Where I’m leading with all this dithering is the wine we had on Saturday. A fine little number from the region of Langhe in the north western Piedmonte bit of Italy. Made by Silvio Giamello the wine is called Villa Gentiana, it’s a 2011Nebbiolo ($19.95 a bottle).
Nebbiolo (which derives from nebbia, fog in Italian) is named such apparently because of the “thick natural bloom that covers the ripe

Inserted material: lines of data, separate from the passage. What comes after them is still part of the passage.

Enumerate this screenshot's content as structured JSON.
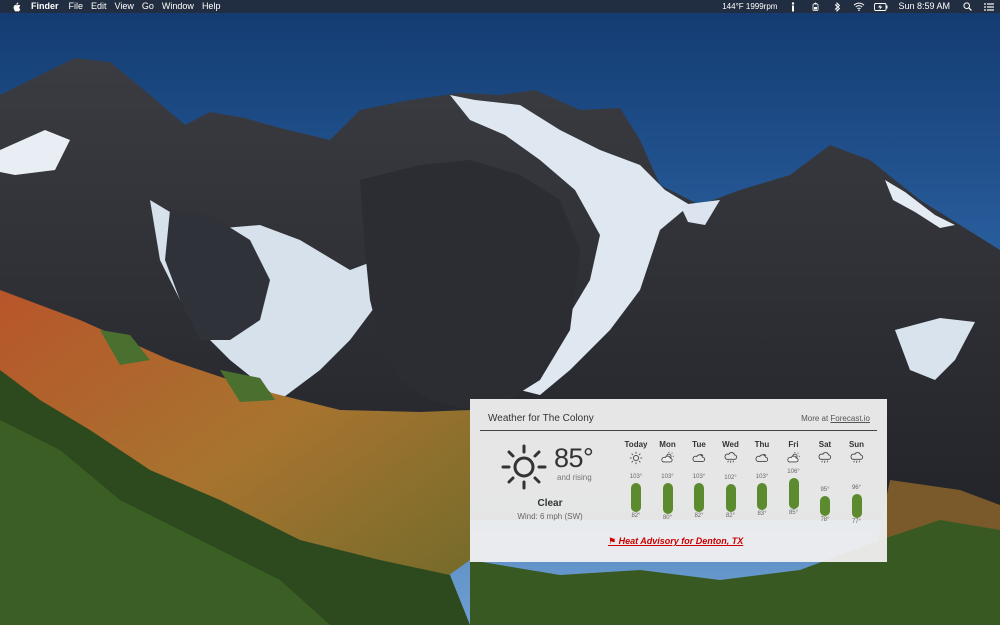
{
  "menubar": {
    "app_name": "Finder",
    "menus": [
      "File",
      "Edit",
      "View",
      "Go",
      "Window",
      "Help"
    ],
    "status_text": "144°F 1999rpm",
    "clock": "Sun 8:59 AM"
  },
  "widget": {
    "title": "Weather for The Colony",
    "more_prefix": "More at ",
    "more_link": "Forecast.io",
    "current": {
      "icon": "sun-icon",
      "temp": "85°",
      "trend": "and rising",
      "condition": "Clear",
      "wind": "Wind: 6 mph (SW)"
    },
    "forecast": [
      {
        "day": "Today",
        "icon": "sun-icon",
        "high": "103°",
        "low": "82°",
        "hi": 103,
        "lo": 82
      },
      {
        "day": "Mon",
        "icon": "partly-cloudy-icon",
        "high": "103°",
        "low": "80°",
        "hi": 103,
        "lo": 80
      },
      {
        "day": "Tue",
        "icon": "cloudy-icon",
        "high": "103°",
        "low": "82°",
        "hi": 103,
        "lo": 82
      },
      {
        "day": "Wed",
        "icon": "rain-icon",
        "high": "102°",
        "low": "82°",
        "hi": 102,
        "lo": 82
      },
      {
        "day": "Thu",
        "icon": "cloudy-icon",
        "high": "103°",
        "low": "83°",
        "hi": 103,
        "lo": 83
      },
      {
        "day": "Fri",
        "icon": "partly-cloudy-icon",
        "high": "106°",
        "low": "85°",
        "hi": 106,
        "lo": 85
      },
      {
        "day": "Sat",
        "icon": "rain-icon",
        "high": "95°",
        "low": "78°",
        "hi": 95,
        "lo": 78
      },
      {
        "day": "Sun",
        "icon": "rain-icon",
        "high": "96°",
        "low": "77°",
        "hi": 96,
        "lo": 77
      }
    ],
    "temp_scale": [
      70,
      110
    ],
    "advisory": "⚑ Heat Advisory for Denton, TX",
    "colors": {
      "bar": "#5c8a2e",
      "advisory": "#cc0000"
    }
  }
}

berries1”, and to some is considered Italy’s answer to Pinot Noir. Nebbiolo like PN has the amazing ability to take up the flavors from which it has been grown. This Nebbiolo had densely rich cherry flavors, loads of licorice, some violet and roses as well. In fact, the wine might have been a year or two too young as it was only after some vigorous swirling in the glass that it mellowed out a bit. We had it with some lovely risotto alla diavola a particularly spicy risotto cooked with fresh tomatoes and some chestnut mushrooms. A splendid fusion of rich tannic wine with a creamy flavorful dish.
Another little pairing from this weekend was a spicy homemade chicken broth, with the very thin Dongguan rice vermicelli and some pak choi, on the side are fried pork rolls we got from Cordon Bleu, just down the block. For the bevvie here we were in luck as our local corner shop Le Beau just received some Pliny the Elder, need I say more? This would be a good time to remind y’all beer goes great with Asian foods, like you needed to know. This was more of a Eurasian meal but it still did the job! Oh and I’ve recently learned that I am way more into these extra hoppy beers…..and that they get way worse after about 30 days in….so if you get a bottle…drink it quick and bottoms up!!!
1Robinson, et al. Wine Grapes, New York, Ecco, 2012, pg 702